PROBLEM REQUIREMENTS. Your answer should be the entire listing, printed exactly.

SOURCE MATERIAL.
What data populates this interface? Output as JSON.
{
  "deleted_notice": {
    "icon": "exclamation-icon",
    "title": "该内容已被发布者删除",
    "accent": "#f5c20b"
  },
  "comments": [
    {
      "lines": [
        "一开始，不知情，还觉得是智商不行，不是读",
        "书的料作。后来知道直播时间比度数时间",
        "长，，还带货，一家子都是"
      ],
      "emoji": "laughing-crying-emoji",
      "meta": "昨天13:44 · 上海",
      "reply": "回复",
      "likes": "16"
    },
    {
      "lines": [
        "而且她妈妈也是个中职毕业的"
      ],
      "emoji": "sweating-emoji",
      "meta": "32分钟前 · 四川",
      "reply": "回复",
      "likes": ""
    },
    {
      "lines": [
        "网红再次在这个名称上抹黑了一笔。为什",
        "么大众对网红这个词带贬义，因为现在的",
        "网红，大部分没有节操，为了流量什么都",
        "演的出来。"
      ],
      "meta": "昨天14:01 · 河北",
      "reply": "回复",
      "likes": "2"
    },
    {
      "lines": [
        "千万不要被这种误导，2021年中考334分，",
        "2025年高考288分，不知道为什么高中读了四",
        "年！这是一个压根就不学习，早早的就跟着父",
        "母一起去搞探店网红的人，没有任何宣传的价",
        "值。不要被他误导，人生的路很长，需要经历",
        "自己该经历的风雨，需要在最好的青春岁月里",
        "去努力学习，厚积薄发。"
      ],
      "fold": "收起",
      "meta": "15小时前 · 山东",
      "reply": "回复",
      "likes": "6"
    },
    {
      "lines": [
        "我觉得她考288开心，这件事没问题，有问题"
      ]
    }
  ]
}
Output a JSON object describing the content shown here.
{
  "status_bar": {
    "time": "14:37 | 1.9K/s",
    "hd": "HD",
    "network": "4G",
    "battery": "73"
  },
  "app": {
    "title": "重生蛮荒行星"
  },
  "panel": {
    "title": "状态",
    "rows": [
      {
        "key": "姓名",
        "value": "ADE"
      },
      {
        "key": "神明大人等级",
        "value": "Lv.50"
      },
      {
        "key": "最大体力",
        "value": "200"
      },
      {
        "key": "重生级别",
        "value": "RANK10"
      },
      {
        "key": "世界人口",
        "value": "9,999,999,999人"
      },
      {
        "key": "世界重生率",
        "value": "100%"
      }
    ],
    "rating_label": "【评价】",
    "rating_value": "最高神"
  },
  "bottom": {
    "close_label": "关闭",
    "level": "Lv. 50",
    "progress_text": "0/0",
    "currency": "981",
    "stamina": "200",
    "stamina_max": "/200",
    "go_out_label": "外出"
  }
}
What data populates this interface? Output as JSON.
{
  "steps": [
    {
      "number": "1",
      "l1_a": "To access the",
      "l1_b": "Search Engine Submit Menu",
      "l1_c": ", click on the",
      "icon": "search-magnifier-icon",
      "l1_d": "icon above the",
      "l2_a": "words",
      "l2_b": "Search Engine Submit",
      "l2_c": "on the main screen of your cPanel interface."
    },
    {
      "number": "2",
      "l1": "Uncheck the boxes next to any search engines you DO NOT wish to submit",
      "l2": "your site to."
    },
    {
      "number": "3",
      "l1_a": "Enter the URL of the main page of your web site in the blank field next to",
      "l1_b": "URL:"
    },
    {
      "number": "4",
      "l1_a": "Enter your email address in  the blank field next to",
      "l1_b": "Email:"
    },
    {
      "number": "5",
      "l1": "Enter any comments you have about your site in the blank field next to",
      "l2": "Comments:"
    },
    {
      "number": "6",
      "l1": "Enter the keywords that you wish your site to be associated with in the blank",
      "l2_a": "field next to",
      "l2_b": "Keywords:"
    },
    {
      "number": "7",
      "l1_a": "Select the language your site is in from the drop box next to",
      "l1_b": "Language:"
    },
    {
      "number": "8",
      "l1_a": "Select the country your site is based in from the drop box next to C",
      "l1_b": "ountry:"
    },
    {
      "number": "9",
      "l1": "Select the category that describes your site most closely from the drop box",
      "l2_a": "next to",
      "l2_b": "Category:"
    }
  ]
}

SOLUTION TO THIS EXERCISE.
What data populates this interface? Output as JSON.
{
  "deleted_notice": {
    "icon": "exclamation-icon",
    "title": "该内容已被发布者删除",
    "accent": "#f5c20b"
  },
  "comments": [
    {
      "lines": [
        "一开始，不知情，还觉得是智商不行，不是读",
        "书的料作。后来知道直播时间比度数时间",
        "长，，还带货，一家子都是"
      ],
      "emoji": "laughing-crying-emoji",
      "meta": "昨天13:44 · 上海",
      "reply": "回复",
      "likes": "16"
    },
    {
      "lines": [
        "而且她妈妈也是个中职毕业的"
      ],
      "emoji": "sweating-emoji",
      "meta": "32分钟前 · 四川",
      "reply": "回复",
      "likes": ""
    },
    {
      "lines": [
        "网红再次在这个名称上抹黑了一笔。为什",
        "么大众对网红这个词带贬义，因为现在的",
        "网红，大部分没有节操，为了流量什么都",
        "演的出来。"
      ],
      "meta": "昨天14:01 · 河北",
      "reply": "回复",
      "likes": "2"
    },
    {
      "lines": [
        "千万不要被这种误导，2021年中考334分，",
        "2025年高考288分，不知道为什么高中读了四",
        "年！这是一个压根就不学习，早早的就跟着父",
        "母一起去搞探店网红的人，没有任何宣传的价",
        "值。不要被他误导，人生的路很长，需要经历",
        "自己该经历的风雨，需要在最好的青春岁月里",
        "去努力学习，厚积薄发。"
      ],
      "fold": "收起",
      "meta": "15小时前 · 山东",
      "reply": "回复",
      "likes": "6"
    },
    {
      "lines": [
        "我觉得她考288开心，这件事没问题，有问题"
      ]
    }
  ]
}
Output a JSON object describing the content shown here.
{
  "status_bar": {
    "time": "14:37 | 1.9K/s",
    "hd": "HD",
    "network": "4G",
    "battery": "73"
  },
  "app": {
    "title": "重生蛮荒行星"
  },
  "panel": {
    "title": "状态",
    "rows": [
      {
        "key": "姓名",
        "value": "ADE"
      },
      {
        "key": "神明大人等级",
        "value": "Lv.50"
      },
      {
        "key": "最大体力",
        "value": "200"
      },
      {
        "key": "重生级别",
        "value": "RANK10"
      },
      {
        "key": "世界人口",
        "value": "9,999,999,999人"
      },
      {
        "key": "世界重生率",
        "value": "100%"
      }
    ],
    "rating_label": "【评价】",
    "rating_value": "最高神"
  },
  "bottom": {
    "close_label": "关闭",
    "level": "Lv. 50",
    "progress_text": "0/0",
    "currency": "981",
    "stamina": "200",
    "stamina_max": "/200",
    "go_out_label": "外出"
  }
}
What data populates this interface? Output as JSON.
{
  "steps": [
    {
      "number": "1",
      "l1_a": "To access the",
      "l1_b": "Search Engine Submit Menu",
      "l1_c": ", click on the",
      "icon": "search-magnifier-icon",
      "l1_d": "icon above the",
      "l2_a": "words",
      "l2_b": "Search Engine Submit",
      "l2_c": "on the main screen of your cPanel interface."
    },
    {
      "number": "2",
      "l1": "Uncheck the boxes next to any search engines you DO NOT wish to submit",
      "l2": "your site to."
    },
    {
      "number": "3",
      "l1_a": "Enter the URL of the main page of your web site in the blank field next to",
      "l1_b": "URL:"
    },
    {
      "number": "4",
      "l1_a": "Enter your email address in  the blank field next to",
      "l1_b": "Email:"
    },
    {
      "number": "5",
      "l1": "Enter any comments you have about your site in the blank field next to",
      "l2": "Comments:"
    },
    {
      "number": "6",
      "l1": "Enter the keywords that you wish your site to be associated with in the blank",
      "l2_a": "field next to",
      "l2_b": "Keywords:"
    },
    {
      "number": "7",
      "l1_a": "Select the language your site is in from the drop box next to",
      "l1_b": "Language:"
    },
    {
      "number": "8",
      "l1_a": "Select the country your site is based in from the drop box next to C",
      "l1_b": "ountry:"
    },
    {
      "number": "9",
      "l1": "Select the category that describes your site most closely from the drop box",
      "l2_a": "next to",
      "l2_b": "Category:"
    }
  ]
}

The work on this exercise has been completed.